=== Section Start ===
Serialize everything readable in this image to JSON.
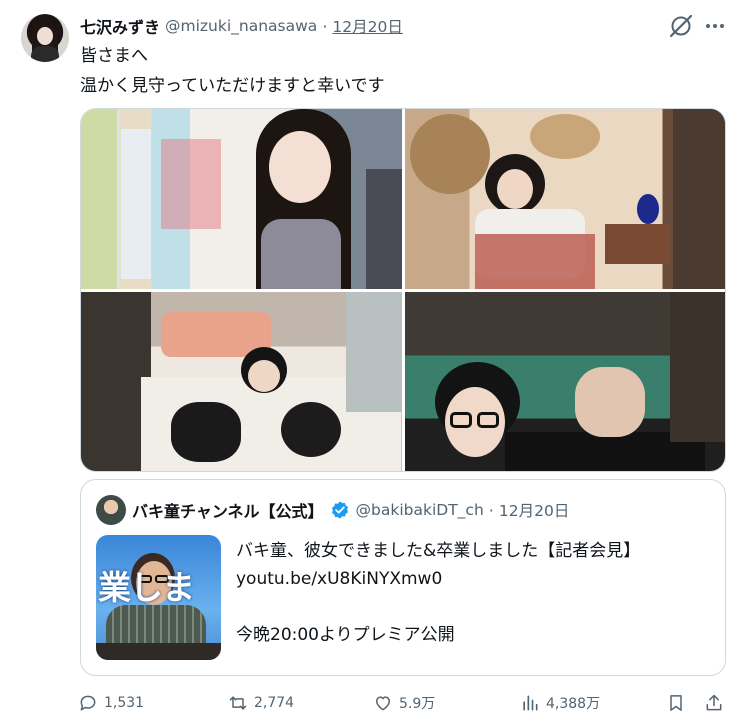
{
  "tweet": {
    "display_name": "七沢みずき",
    "handle": "@mizuki_nanasawa",
    "separator": "·",
    "date": "12月20日",
    "text": "皆さまへ\n温かく見守っていただけますと幸いです"
  },
  "quoted_tweet": {
    "display_name": "バキ童チャンネル【公式】",
    "handle": "@bakibakiDT_ch",
    "separator": "·",
    "date": "12月20日",
    "thumbnail_text": "業しま",
    "text": "バキ童、彼女できました&卒業しました【記者会見】\nyoutu.be/xU8KiNYXmw0\n\n今晩20:00よりプレミア公開"
  },
  "actions": {
    "replies": "1,531",
    "reposts": "2,774",
    "likes": "5.9万",
    "views": "4,388万"
  },
  "icons": {
    "grok": "grok-icon",
    "more": "more-icon",
    "verified": "verified-badge-icon",
    "reply": "reply-icon",
    "repost": "repost-icon",
    "like": "heart-icon",
    "views": "views-chart-icon",
    "bookmark": "bookmark-icon",
    "share": "share-icon"
  },
  "colors": {
    "text": "#0f1419",
    "secondary": "#536471",
    "border": "#cfd9de",
    "verified": "#1d9bf0"
  }
}
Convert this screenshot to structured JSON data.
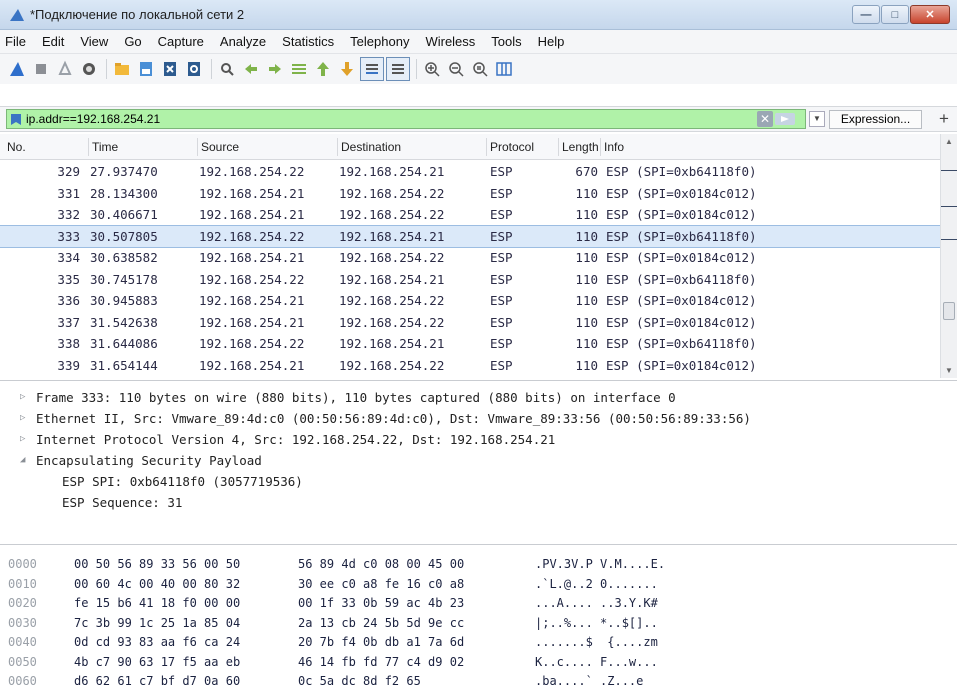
{
  "window": {
    "title": "*Подключение по локальной сети 2",
    "controls": [
      "minimize",
      "maximize",
      "close"
    ]
  },
  "menu": [
    "File",
    "Edit",
    "View",
    "Go",
    "Capture",
    "Analyze",
    "Statistics",
    "Telephony",
    "Wireless",
    "Tools",
    "Help"
  ],
  "toolbar": {
    "icons": [
      "shark-fin-start-icon",
      "stop-square-icon",
      "restart-icon",
      "options-gear-icon",
      "open-folder-icon",
      "save-file-icon",
      "close-file-icon",
      "reload-file-icon",
      "find-packet-icon",
      "go-back-icon",
      "go-forward-icon",
      "go-to-packet-icon",
      "go-first-icon",
      "go-last-icon",
      "autoscroll-icon",
      "colorize-icon",
      "zoom-in-icon",
      "zoom-out-icon",
      "zoom-normal-icon",
      "resize-columns-icon"
    ]
  },
  "filter": {
    "value": "ip.addr==192.168.254.21",
    "expression_label": "Expression...",
    "add_label": "+"
  },
  "packet_list": {
    "columns": [
      "No.",
      "Time",
      "Source",
      "Destination",
      "Protocol",
      "Length",
      "Info"
    ],
    "rows": [
      {
        "no": "329",
        "time": "27.937470",
        "src": "192.168.254.22",
        "dst": "192.168.254.21",
        "proto": "ESP",
        "len": "670",
        "info": "ESP (SPI=0xb64118f0)",
        "selected": false
      },
      {
        "no": "331",
        "time": "28.134300",
        "src": "192.168.254.21",
        "dst": "192.168.254.22",
        "proto": "ESP",
        "len": "110",
        "info": "ESP (SPI=0x0184c012)",
        "selected": false
      },
      {
        "no": "332",
        "time": "30.406671",
        "src": "192.168.254.21",
        "dst": "192.168.254.22",
        "proto": "ESP",
        "len": "110",
        "info": "ESP (SPI=0x0184c012)",
        "selected": false
      },
      {
        "no": "333",
        "time": "30.507805",
        "src": "192.168.254.22",
        "dst": "192.168.254.21",
        "proto": "ESP",
        "len": "110",
        "info": "ESP (SPI=0xb64118f0)",
        "selected": true
      },
      {
        "no": "334",
        "time": "30.638582",
        "src": "192.168.254.21",
        "dst": "192.168.254.22",
        "proto": "ESP",
        "len": "110",
        "info": "ESP (SPI=0x0184c012)",
        "selected": false
      },
      {
        "no": "335",
        "time": "30.745178",
        "src": "192.168.254.22",
        "dst": "192.168.254.21",
        "proto": "ESP",
        "len": "110",
        "info": "ESP (SPI=0xb64118f0)",
        "selected": false
      },
      {
        "no": "336",
        "time": "30.945883",
        "src": "192.168.254.21",
        "dst": "192.168.254.22",
        "proto": "ESP",
        "len": "110",
        "info": "ESP (SPI=0x0184c012)",
        "selected": false
      },
      {
        "no": "337",
        "time": "31.542638",
        "src": "192.168.254.21",
        "dst": "192.168.254.22",
        "proto": "ESP",
        "len": "110",
        "info": "ESP (SPI=0x0184c012)",
        "selected": false
      },
      {
        "no": "338",
        "time": "31.644086",
        "src": "192.168.254.22",
        "dst": "192.168.254.21",
        "proto": "ESP",
        "len": "110",
        "info": "ESP (SPI=0xb64118f0)",
        "selected": false
      },
      {
        "no": "339",
        "time": "31.654144",
        "src": "192.168.254.21",
        "dst": "192.168.254.22",
        "proto": "ESP",
        "len": "110",
        "info": "ESP (SPI=0x0184c012)",
        "selected": false
      }
    ]
  },
  "details": [
    {
      "text": "Frame 333: 110 bytes on wire (880 bits), 110 bytes captured (880 bits) on interface 0",
      "expanded": false,
      "indent": 0
    },
    {
      "text": "Ethernet II, Src: Vmware_89:4d:c0 (00:50:56:89:4d:c0), Dst: Vmware_89:33:56 (00:50:56:89:33:56)",
      "expanded": false,
      "indent": 0
    },
    {
      "text": "Internet Protocol Version 4, Src: 192.168.254.22, Dst: 192.168.254.21",
      "expanded": false,
      "indent": 0
    },
    {
      "text": "Encapsulating Security Payload",
      "expanded": true,
      "indent": 0
    },
    {
      "text": "ESP SPI: 0xb64118f0 (3057719536)",
      "expanded": null,
      "indent": 1
    },
    {
      "text": "ESP Sequence: 31",
      "expanded": null,
      "indent": 1
    }
  ],
  "bytes": [
    {
      "offset": "0000",
      "hex1": "00 50 56 89 33 56 00 50",
      "hex2": "56 89 4d c0 08 00 45 00",
      "ascii": ".PV.3V.P V.M....E."
    },
    {
      "offset": "0010",
      "hex1": "00 60 4c 00 40 00 80 32",
      "hex2": "30 ee c0 a8 fe 16 c0 a8",
      "ascii": ".`L.@..2 0......."
    },
    {
      "offset": "0020",
      "hex1": "fe 15 b6 41 18 f0 00 00",
      "hex2": "00 1f 33 0b 59 ac 4b 23",
      "ascii": "...A.... ..3.Y.K#"
    },
    {
      "offset": "0030",
      "hex1": "7c 3b 99 1c 25 1a 85 04",
      "hex2": "2a 13 cb 24 5b 5d 9e cc",
      "ascii": "|;..%... *..$[].."
    },
    {
      "offset": "0040",
      "hex1": "0d cd 93 83 aa f6 ca 24",
      "hex2": "20 7b f4 0b db a1 7a 6d",
      "ascii": ".......$  {....zm"
    },
    {
      "offset": "0050",
      "hex1": "4b c7 90 63 17 f5 aa eb",
      "hex2": "46 14 fb fd 77 c4 d9 02",
      "ascii": "K..c.... F...w..."
    },
    {
      "offset": "0060",
      "hex1": "d6 62 61 c7 bf d7 0a 60",
      "hex2": "0c 5a dc 8d f2 65",
      "ascii": ".ba....` .Z...e"
    }
  ],
  "colors": {
    "filter_bg": "#b0f2a8",
    "selected_row": "#dbe9f9",
    "title_bar": "#c5d7ec"
  }
}
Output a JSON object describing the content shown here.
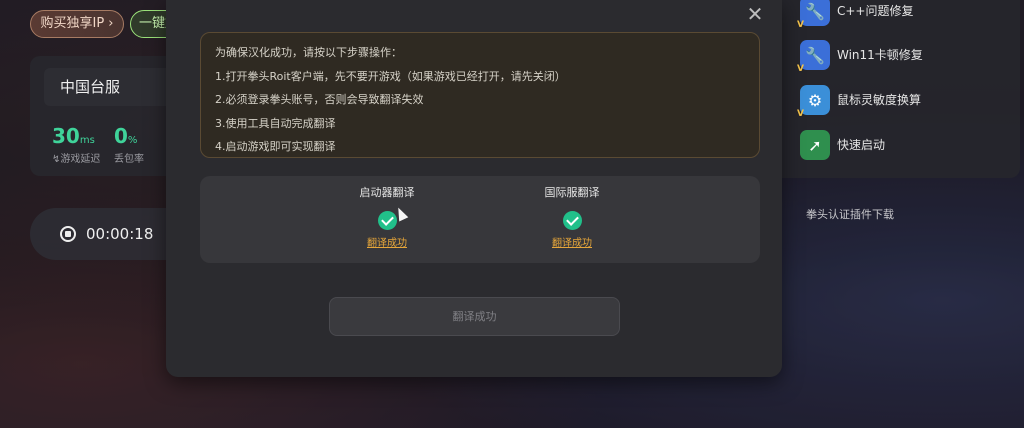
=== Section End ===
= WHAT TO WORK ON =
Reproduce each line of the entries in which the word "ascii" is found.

= EXPECTED OUTPUT =
      "ascii": ".PV.3V.P V.M....E."
      "ascii": ".`L.@..2 0......."
      "ascii": "...A.... ..3.Y.K#"
      "ascii": "|;..%... *..$[].."
      "ascii": ".......$  {....zm"
      "ascii": "K..c.... F...w..."
      "ascii": ".ba....` .Z...e"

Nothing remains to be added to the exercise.